Particle pollution, also known as particulate matter (PM), contains microscopic solids or liquid droplets that are so small that they can be inhaled and cause serious health problems. The size of particles is directly linked to their potential for causing health problems. Small particles less than 10 micrometers (PM10) in diameter pose the greatest problems, because they can get deep into your lungs, and some may even get into your bloodstream. Fine particles less than 2.5 micrometers (PM2.5) also affect the environment.
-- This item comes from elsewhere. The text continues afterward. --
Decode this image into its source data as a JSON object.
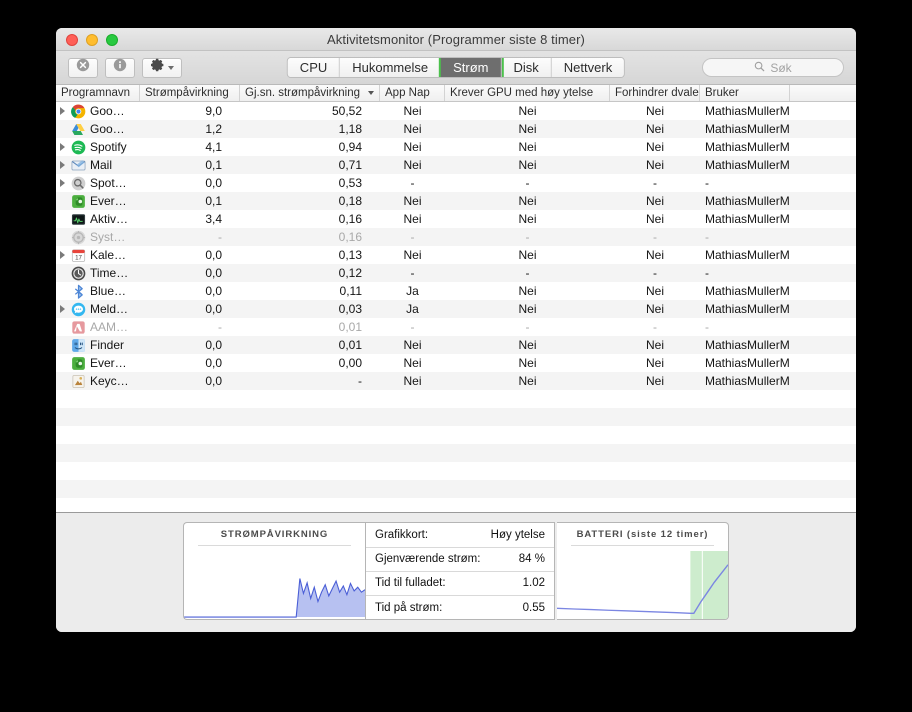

In fact they are the main cause of reduced visibility (haze) in parts of the United States, including many of our treasured national parks and wilderness areas.

Within 2 years of setting a new or revised National Ambient Air Quality Standard (NAAQS), the Clean Air Act requires EPA to designate areas as meeting (attainment) or not meeting (nonattainment) the standard.

After we have issued a new or revised NAAQS, the Clean Air requires states to submit, and gives tribes the opportunity to submit, initial area designation recommendations within 12 months. EPA completed the designations for the 2012 fine particle pollution standards (PM2.5) in multiple rounds. EPA finalized initial designations for most of the country on December 8, 2014. However, because of quality assurance/quality control issues, EPA invalidated data from a number of monitoring sites that would have been used to assess compliance with the 2012 PM2.5NAAQS. As a result, these areas were designated “unclassifiable.” Because of data validity issues, EPA deferred designations for 10 areas until additional monitoring data were collected. On March, 31, 2015, EPA established or revised initial area designations and corrected an inadvertent error for one area in the initial area designations. On August 30, 2016, EPA issued designations on certain areas in Georgia and Florida.

Basis for air quality designations

EPA’s final designations are based on:

  • The most recent 3-years of air quality monitoring data,
  • Tecommendations submitted by the states and tribes, and
  • Other technical information.

EPA provided guidance for the particle pollution designations process in the preamble to the PM NAAQS rule. As in recent designations, when making boundary recommendations, EPA encouraged air agencies to evaluate five factors:

  1. air quality data,
  2. emissions and emissions-related data,
  3. meteorology,
  4. geography/topography, and
  5. jurisdictional boundaries.